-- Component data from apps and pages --
══════════════════════════════

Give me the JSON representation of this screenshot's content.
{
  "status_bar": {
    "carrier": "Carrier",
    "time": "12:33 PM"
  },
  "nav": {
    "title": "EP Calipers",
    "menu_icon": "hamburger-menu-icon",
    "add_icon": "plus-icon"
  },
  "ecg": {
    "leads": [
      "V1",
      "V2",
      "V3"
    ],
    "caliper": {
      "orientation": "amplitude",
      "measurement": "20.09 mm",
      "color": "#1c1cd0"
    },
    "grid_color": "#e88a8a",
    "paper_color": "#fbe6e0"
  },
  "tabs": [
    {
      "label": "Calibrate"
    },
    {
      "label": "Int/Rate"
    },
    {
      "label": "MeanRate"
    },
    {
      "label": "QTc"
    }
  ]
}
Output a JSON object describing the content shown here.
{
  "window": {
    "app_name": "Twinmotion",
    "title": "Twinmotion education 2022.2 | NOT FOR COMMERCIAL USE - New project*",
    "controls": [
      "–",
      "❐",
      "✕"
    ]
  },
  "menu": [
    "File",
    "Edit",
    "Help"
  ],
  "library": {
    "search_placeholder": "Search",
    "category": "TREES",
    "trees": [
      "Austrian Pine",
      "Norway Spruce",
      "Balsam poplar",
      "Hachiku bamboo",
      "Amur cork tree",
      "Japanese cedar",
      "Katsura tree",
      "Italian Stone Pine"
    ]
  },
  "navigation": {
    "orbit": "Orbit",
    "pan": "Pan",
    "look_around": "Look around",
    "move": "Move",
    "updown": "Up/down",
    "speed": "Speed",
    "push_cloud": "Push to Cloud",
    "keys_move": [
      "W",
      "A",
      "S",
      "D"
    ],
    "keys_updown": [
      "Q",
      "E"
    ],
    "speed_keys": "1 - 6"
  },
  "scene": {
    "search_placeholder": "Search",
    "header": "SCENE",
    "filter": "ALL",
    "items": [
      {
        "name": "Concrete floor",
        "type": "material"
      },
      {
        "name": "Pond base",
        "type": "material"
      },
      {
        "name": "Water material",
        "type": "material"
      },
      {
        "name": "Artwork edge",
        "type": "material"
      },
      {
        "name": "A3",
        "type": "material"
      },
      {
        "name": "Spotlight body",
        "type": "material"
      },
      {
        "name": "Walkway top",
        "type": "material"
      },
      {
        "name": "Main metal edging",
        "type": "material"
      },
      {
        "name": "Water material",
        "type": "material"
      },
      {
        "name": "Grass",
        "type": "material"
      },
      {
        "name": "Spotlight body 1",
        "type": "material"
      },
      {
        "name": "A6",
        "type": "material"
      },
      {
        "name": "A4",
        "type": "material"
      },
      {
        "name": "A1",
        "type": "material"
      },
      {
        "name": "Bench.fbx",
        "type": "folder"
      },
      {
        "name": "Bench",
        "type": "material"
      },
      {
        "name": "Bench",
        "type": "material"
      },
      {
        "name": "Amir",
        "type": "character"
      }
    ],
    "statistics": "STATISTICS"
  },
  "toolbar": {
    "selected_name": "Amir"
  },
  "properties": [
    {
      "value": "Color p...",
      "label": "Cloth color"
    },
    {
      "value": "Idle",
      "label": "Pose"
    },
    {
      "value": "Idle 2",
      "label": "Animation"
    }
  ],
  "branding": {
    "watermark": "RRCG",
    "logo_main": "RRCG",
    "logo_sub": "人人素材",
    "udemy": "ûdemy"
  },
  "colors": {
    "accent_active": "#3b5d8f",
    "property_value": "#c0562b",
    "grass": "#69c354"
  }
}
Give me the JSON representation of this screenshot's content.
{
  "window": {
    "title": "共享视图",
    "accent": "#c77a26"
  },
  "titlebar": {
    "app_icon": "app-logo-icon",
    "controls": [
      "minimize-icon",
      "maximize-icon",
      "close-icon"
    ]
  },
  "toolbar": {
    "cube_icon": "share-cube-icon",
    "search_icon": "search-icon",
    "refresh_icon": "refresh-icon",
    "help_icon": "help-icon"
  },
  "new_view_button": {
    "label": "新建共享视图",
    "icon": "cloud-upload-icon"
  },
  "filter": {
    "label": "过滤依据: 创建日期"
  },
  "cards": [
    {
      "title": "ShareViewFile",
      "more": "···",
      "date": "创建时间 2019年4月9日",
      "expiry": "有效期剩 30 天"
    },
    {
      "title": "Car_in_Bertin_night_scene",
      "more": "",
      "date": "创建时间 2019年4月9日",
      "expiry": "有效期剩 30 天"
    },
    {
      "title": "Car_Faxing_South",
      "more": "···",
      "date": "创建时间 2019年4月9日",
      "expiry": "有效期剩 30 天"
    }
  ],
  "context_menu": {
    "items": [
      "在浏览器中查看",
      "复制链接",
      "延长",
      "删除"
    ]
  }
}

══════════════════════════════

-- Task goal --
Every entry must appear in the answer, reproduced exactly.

-- Result of the task --
Give me the JSON representation of this screenshot's content.
{
  "status_bar": {
    "carrier": "Carrier",
    "time": "12:33 PM"
  },
  "nav": {
    "title": "EP Calipers",
    "menu_icon": "hamburger-menu-icon",
    "add_icon": "plus-icon"
  },
  "ecg": {
    "leads": [
      "V1",
      "V2",
      "V3"
    ],
    "caliper": {
      "orientation": "amplitude",
      "measurement": "20.09 mm",
      "color": "#1c1cd0"
    },
    "grid_color": "#e88a8a",
    "paper_color": "#fbe6e0"
  },
  "tabs": [
    {
      "label": "Calibrate"
    },
    {
      "label": "Int/Rate"
    },
    {
      "label": "MeanRate"
    },
    {
      "label": "QTc"
    }
  ]
}
Output a JSON object describing the content shown here.
{
  "window": {
    "app_name": "Twinmotion",
    "title": "Twinmotion education 2022.2 | NOT FOR COMMERCIAL USE - New project*",
    "controls": [
      "–",
      "❐",
      "✕"
    ]
  },
  "menu": [
    "File",
    "Edit",
    "Help"
  ],
  "library": {
    "search_placeholder": "Search",
    "category": "TREES",
    "trees": [
      "Austrian Pine",
      "Norway Spruce",
      "Balsam poplar",
      "Hachiku bamboo",
      "Amur cork tree",
      "Japanese cedar",
      "Katsura tree",
      "Italian Stone Pine"
    ]
  },
  "navigation": {
    "orbit": "Orbit",
    "pan": "Pan",
    "look_around": "Look around",
    "move": "Move",
    "updown": "Up/down",
    "speed": "Speed",
    "push_cloud": "Push to Cloud",
    "keys_move": [
      "W",
      "A",
      "S",
      "D"
    ],
    "keys_updown": [
      "Q",
      "E"
    ],
    "speed_keys": "1 - 6"
  },
  "scene": {
    "search_placeholder": "Search",
    "header": "SCENE",
    "filter": "ALL",
    "items": [
      {
        "name": "Concrete floor",
        "type": "material"
      },
      {
        "name": "Pond base",
        "type": "material"
      },
      {
        "name": "Water material",
        "type": "material"
      },
      {
        "name": "Artwork edge",
        "type": "material"
      },
      {
        "name": "A3",
        "type": "material"
      },
      {
        "name": "Spotlight body",
        "type": "material"
      },
      {
        "name": "Walkway top",
        "type": "material"
      },
      {
        "name": "Main metal edging",
        "type": "material"
      },
      {
        "name": "Water material",
        "type": "material"
      },
      {
        "name": "Grass",
        "type": "material"
      },
      {
        "name": "Spotlight body 1",
        "type": "material"
      },
      {
        "name": "A6",
        "type": "material"
      },
      {
        "name": "A4",
        "type": "material"
      },
      {
        "name": "A1",
        "type": "material"
      },
      {
        "name": "Bench.fbx",
        "type": "folder"
      },
      {
        "name": "Bench",
        "type": "material"
      },
      {
        "name": "Bench",
        "type": "material"
      },
      {
        "name": "Amir",
        "type": "character"
      }
    ],
    "statistics": "STATISTICS"
  },
  "toolbar": {
    "selected_name": "Amir"
  },
  "properties": [
    {
      "value": "Color p...",
      "label": "Cloth color"
    },
    {
      "value": "Idle",
      "label": "Pose"
    },
    {
      "value": "Idle 2",
      "label": "Animation"
    }
  ],
  "branding": {
    "watermark": "RRCG",
    "logo_main": "RRCG",
    "logo_sub": "人人素材",
    "udemy": "ûdemy"
  },
  "colors": {
    "accent_active": "#3b5d8f",
    "property_value": "#c0562b",
    "grass": "#69c354"
  }
}
Give me the JSON representation of this screenshot's content.
{
  "window": {
    "title": "共享视图",
    "accent": "#c77a26"
  },
  "titlebar": {
    "app_icon": "app-logo-icon",
    "controls": [
      "minimize-icon",
      "maximize-icon",
      "close-icon"
    ]
  },
  "toolbar": {
    "cube_icon": "share-cube-icon",
    "search_icon": "search-icon",
    "refresh_icon": "refresh-icon",
    "help_icon": "help-icon"
  },
  "new_view_button": {
    "label": "新建共享视图",
    "icon": "cloud-upload-icon"
  },
  "filter": {
    "label": "过滤依据: 创建日期"
  },
  "cards": [
    {
      "title": "ShareViewFile",
      "more": "···",
      "date": "创建时间 2019年4月9日",
      "expiry": "有效期剩 30 天"
    },
    {
      "title": "Car_in_Bertin_night_scene",
      "more": "",
      "date": "创建时间 2019年4月9日",
      "expiry": "有效期剩 30 天"
    },
    {
      "title": "Car_Faxing_South",
      "more": "···",
      "date": "创建时间 2019年4月9日",
      "expiry": "有效期剩 30 天"
    }
  ],
  "context_menu": {
    "items": [
      "在浏览器中查看",
      "复制链接",
      "延长",
      "删除"
    ]
  }
}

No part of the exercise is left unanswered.